Work task: Please report how many lines of the listing hold the word "text". Add nothing to the number.

Data records:
═══

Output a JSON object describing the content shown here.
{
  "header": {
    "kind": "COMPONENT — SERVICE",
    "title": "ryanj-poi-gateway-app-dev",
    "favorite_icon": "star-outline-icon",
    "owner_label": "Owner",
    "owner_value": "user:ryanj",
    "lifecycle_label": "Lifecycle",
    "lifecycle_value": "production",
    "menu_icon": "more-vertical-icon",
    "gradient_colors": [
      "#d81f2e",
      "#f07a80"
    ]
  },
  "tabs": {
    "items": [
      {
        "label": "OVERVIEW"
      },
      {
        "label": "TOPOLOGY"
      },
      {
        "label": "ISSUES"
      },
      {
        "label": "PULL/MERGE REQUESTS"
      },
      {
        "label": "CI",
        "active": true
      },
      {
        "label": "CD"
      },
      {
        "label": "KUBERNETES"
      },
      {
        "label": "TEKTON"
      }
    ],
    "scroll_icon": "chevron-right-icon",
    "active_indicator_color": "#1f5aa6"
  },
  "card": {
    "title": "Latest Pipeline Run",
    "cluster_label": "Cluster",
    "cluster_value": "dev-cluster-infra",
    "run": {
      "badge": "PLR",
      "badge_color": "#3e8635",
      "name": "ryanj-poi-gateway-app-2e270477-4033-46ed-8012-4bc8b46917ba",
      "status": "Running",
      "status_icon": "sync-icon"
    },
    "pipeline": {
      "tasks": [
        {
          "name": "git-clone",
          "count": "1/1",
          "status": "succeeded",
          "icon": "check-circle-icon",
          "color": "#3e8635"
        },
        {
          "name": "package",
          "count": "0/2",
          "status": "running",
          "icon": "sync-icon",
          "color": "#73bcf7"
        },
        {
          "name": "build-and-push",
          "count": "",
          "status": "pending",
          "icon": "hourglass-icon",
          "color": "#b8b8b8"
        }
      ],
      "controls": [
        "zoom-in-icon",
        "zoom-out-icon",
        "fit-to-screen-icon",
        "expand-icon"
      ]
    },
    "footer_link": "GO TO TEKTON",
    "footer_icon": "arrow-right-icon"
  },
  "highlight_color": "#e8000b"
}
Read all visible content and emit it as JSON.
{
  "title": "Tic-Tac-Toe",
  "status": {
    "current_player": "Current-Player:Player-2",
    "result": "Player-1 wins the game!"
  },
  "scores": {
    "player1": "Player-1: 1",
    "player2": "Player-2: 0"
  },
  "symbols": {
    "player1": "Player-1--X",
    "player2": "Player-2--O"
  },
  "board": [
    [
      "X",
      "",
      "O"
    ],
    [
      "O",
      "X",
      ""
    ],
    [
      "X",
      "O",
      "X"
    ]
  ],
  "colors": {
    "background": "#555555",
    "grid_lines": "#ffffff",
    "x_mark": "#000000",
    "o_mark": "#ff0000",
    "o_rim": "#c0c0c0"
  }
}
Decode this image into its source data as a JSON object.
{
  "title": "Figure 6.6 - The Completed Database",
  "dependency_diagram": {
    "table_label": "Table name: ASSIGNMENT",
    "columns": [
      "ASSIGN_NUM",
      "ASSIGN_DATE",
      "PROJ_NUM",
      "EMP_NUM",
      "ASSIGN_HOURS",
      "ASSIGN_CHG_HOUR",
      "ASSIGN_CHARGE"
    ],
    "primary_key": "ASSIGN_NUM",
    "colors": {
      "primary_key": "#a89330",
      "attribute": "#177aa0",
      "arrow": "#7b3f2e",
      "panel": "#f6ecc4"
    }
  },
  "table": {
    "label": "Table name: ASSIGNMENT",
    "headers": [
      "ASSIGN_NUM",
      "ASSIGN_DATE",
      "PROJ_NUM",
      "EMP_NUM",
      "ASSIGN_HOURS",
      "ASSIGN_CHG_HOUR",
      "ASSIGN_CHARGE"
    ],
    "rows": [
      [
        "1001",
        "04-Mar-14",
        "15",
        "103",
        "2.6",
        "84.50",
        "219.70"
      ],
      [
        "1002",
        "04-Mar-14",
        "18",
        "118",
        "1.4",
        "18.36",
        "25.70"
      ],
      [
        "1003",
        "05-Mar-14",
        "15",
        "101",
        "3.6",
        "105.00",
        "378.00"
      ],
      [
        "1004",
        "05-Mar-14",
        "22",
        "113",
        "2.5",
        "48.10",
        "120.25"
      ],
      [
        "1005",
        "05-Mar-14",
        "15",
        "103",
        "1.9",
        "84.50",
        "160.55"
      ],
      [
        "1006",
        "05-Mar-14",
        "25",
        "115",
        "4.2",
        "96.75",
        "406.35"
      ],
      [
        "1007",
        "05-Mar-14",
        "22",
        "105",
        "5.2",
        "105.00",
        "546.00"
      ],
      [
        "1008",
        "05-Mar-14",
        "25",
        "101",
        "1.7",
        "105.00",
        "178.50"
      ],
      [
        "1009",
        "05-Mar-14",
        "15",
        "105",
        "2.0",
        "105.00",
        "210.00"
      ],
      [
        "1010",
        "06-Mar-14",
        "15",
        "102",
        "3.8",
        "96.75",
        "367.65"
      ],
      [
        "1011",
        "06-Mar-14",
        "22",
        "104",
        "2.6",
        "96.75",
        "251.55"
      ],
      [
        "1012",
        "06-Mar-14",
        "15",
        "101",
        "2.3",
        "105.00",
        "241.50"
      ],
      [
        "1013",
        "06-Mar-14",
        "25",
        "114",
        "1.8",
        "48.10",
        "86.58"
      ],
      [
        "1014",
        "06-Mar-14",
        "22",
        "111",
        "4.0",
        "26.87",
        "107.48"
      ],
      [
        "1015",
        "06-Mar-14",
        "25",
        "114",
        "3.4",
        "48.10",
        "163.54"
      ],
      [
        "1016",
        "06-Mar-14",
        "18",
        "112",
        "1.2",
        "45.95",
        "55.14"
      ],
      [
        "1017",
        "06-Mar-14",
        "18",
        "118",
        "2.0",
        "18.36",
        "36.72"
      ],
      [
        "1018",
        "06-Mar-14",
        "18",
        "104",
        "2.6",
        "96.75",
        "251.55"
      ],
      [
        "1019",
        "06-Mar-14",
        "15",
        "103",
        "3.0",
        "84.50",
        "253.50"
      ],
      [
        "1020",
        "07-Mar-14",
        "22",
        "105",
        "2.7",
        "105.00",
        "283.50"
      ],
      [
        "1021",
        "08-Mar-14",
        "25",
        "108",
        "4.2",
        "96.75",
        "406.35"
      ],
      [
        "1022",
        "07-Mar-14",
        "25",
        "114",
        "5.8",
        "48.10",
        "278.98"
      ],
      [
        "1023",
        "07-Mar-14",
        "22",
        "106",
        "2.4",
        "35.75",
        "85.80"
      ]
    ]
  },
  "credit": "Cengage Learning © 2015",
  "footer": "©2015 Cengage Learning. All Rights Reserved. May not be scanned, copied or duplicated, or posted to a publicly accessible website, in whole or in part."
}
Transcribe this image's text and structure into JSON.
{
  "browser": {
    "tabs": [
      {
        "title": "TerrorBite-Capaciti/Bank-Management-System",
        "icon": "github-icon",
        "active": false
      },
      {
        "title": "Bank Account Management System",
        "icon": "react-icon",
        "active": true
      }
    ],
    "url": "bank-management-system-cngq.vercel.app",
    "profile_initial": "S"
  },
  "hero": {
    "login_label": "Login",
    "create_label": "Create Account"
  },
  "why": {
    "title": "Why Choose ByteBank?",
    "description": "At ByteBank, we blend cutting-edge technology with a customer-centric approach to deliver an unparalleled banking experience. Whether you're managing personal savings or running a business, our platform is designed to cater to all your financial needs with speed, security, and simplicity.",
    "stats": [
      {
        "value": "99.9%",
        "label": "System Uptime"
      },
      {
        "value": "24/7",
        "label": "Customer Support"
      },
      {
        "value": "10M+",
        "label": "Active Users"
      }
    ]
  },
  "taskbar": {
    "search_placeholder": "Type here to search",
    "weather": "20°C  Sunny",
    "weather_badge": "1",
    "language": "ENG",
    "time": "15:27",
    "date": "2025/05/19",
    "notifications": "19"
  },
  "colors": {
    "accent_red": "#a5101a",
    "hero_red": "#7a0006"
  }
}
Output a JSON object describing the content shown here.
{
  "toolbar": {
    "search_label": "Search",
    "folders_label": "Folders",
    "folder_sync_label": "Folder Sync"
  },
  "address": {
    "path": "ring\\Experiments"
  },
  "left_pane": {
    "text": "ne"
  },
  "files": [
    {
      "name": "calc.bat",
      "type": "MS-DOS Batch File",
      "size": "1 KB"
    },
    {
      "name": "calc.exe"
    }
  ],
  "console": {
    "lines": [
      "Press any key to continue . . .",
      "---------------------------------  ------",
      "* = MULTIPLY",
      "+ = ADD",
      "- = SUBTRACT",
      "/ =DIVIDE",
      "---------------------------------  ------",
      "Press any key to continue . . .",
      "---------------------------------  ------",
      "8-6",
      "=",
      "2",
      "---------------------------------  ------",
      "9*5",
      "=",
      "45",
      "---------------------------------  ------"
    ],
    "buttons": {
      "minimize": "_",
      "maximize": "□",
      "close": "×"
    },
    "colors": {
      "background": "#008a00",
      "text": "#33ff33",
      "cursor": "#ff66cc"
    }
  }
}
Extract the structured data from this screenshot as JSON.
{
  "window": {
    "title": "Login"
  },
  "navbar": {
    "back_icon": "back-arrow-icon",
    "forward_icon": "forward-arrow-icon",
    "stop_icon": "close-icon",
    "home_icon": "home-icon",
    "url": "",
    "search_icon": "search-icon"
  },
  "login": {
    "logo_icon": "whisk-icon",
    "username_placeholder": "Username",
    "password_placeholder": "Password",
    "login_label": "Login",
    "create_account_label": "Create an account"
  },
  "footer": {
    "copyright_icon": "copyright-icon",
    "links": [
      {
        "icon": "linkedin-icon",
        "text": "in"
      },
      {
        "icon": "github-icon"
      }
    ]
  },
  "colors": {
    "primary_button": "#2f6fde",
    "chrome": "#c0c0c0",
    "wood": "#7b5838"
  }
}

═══

Your response: 4